Brief = Of the entries that follow, how many lines hold the string "image"? Write the number and nothing more.
****************************************
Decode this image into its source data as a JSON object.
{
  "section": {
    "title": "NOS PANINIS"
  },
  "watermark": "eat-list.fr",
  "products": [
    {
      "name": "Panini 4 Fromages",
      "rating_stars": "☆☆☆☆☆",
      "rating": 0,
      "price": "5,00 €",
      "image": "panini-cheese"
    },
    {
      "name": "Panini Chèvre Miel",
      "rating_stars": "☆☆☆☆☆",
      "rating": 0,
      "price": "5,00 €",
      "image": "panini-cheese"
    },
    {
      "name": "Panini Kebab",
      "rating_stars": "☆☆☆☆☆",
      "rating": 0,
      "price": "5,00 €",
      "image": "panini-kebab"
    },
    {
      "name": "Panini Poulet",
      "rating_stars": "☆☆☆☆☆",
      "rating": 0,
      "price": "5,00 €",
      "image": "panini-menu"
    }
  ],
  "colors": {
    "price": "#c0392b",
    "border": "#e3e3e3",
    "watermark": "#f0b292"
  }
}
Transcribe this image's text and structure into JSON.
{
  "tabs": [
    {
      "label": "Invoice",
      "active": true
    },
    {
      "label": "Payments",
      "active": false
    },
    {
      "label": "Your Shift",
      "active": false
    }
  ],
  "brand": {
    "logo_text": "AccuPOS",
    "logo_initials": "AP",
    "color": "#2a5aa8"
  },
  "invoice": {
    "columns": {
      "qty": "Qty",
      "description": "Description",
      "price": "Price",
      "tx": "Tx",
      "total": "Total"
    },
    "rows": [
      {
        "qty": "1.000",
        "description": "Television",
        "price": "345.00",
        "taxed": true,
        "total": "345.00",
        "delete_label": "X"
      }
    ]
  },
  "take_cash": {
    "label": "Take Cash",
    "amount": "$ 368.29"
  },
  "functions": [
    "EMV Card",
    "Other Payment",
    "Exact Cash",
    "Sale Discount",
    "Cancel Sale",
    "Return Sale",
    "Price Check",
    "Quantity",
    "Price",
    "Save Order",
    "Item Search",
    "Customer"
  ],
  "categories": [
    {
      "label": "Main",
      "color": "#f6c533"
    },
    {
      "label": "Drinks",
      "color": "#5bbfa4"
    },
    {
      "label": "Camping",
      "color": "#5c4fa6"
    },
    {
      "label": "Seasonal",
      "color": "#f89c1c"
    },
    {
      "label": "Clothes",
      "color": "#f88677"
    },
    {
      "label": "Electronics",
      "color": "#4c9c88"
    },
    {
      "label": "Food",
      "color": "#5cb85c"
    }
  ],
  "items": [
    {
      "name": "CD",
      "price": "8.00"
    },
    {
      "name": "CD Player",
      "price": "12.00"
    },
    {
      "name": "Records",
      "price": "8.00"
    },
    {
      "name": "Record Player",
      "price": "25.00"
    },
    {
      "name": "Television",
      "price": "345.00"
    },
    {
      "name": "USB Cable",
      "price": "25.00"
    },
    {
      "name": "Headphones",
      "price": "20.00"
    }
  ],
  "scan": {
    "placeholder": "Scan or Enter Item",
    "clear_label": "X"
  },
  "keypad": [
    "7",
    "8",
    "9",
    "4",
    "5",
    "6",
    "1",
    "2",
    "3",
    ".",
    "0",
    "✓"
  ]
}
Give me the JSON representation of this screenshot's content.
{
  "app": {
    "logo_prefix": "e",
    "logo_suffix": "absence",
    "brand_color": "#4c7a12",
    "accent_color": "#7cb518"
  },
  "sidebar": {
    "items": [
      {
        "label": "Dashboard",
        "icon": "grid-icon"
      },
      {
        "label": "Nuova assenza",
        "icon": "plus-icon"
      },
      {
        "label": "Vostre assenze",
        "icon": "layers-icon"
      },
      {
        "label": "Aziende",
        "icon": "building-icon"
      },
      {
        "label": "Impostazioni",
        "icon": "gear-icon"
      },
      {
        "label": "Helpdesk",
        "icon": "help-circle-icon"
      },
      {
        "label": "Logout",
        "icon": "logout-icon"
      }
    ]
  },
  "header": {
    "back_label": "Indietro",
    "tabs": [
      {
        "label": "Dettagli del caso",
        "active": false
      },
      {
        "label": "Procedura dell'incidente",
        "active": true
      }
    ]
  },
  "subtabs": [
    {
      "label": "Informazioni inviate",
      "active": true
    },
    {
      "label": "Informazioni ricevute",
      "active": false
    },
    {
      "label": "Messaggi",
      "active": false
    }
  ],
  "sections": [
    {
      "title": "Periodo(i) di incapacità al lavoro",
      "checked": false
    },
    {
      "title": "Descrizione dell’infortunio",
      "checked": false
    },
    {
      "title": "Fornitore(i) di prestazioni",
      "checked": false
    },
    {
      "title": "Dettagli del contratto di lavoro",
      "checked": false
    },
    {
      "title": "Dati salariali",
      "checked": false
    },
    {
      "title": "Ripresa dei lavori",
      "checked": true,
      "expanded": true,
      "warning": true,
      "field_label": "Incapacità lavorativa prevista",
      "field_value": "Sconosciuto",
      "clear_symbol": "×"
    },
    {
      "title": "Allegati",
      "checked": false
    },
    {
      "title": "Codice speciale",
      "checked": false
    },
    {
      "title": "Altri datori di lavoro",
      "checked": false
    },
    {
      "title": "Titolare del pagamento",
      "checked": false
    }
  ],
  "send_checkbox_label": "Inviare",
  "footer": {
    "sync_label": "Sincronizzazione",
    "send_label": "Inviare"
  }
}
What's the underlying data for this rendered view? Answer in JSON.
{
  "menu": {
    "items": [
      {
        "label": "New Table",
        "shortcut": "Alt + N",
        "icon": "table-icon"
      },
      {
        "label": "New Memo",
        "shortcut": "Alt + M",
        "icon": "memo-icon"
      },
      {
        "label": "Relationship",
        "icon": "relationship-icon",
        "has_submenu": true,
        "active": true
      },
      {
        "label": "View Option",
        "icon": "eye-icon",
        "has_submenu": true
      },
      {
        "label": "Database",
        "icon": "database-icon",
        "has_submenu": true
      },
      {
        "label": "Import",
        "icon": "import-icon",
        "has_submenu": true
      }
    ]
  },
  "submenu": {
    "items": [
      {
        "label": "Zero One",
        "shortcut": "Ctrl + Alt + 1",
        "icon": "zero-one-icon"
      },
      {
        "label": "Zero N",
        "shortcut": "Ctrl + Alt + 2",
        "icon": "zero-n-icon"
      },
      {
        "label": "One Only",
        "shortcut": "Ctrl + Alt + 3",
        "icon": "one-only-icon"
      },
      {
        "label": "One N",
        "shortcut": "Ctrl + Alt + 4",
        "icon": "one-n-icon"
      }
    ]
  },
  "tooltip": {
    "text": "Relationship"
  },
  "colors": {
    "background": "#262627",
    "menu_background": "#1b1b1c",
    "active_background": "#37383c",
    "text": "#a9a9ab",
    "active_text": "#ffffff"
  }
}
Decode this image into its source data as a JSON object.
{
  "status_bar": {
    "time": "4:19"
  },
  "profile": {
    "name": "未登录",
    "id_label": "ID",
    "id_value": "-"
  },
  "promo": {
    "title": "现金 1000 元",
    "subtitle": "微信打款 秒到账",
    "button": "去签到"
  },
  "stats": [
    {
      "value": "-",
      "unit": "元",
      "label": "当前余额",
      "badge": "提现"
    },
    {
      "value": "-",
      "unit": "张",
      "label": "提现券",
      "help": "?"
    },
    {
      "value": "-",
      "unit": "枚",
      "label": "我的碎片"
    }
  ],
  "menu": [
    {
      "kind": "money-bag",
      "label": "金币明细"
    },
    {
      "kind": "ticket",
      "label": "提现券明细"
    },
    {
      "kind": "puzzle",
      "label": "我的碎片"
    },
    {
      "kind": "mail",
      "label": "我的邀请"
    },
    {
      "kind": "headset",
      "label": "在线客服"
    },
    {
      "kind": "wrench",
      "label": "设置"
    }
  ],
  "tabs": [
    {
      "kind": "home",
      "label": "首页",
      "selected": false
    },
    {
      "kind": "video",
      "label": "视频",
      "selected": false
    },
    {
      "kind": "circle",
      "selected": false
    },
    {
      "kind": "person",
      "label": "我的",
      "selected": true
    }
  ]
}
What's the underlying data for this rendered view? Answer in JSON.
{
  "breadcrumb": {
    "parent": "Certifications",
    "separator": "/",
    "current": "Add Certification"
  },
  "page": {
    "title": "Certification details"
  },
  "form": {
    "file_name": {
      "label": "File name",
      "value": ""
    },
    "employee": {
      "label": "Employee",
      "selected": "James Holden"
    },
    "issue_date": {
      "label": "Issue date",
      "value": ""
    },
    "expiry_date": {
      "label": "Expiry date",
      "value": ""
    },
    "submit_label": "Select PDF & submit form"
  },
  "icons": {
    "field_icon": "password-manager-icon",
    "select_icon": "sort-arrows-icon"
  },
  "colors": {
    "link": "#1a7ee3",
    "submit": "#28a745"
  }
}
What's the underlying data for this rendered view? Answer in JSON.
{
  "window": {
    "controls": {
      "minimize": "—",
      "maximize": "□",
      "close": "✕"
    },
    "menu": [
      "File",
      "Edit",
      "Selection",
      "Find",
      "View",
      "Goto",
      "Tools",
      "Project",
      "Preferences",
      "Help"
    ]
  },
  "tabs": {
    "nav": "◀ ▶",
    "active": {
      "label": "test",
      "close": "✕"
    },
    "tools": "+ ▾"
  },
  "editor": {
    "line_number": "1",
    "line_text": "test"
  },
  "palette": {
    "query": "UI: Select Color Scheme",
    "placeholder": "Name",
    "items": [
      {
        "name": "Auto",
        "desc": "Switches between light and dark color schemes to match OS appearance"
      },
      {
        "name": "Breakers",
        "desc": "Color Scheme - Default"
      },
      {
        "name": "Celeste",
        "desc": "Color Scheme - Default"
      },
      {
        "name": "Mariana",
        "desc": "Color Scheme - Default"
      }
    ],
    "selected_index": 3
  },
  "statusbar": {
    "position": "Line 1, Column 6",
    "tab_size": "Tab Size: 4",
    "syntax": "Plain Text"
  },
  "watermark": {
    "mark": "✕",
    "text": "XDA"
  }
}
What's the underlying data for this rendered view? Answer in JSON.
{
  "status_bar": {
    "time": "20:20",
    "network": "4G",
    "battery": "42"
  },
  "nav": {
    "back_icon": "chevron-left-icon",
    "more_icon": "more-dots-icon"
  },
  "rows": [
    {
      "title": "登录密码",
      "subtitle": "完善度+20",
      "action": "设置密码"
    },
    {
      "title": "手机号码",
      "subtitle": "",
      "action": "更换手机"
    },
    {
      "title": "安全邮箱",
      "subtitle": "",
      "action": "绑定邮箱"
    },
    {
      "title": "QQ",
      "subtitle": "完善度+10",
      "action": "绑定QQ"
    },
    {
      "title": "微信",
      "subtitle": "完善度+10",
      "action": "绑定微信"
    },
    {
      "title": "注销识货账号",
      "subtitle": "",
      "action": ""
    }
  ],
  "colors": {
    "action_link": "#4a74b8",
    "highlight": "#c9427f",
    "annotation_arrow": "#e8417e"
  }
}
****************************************
Solved exercise = 7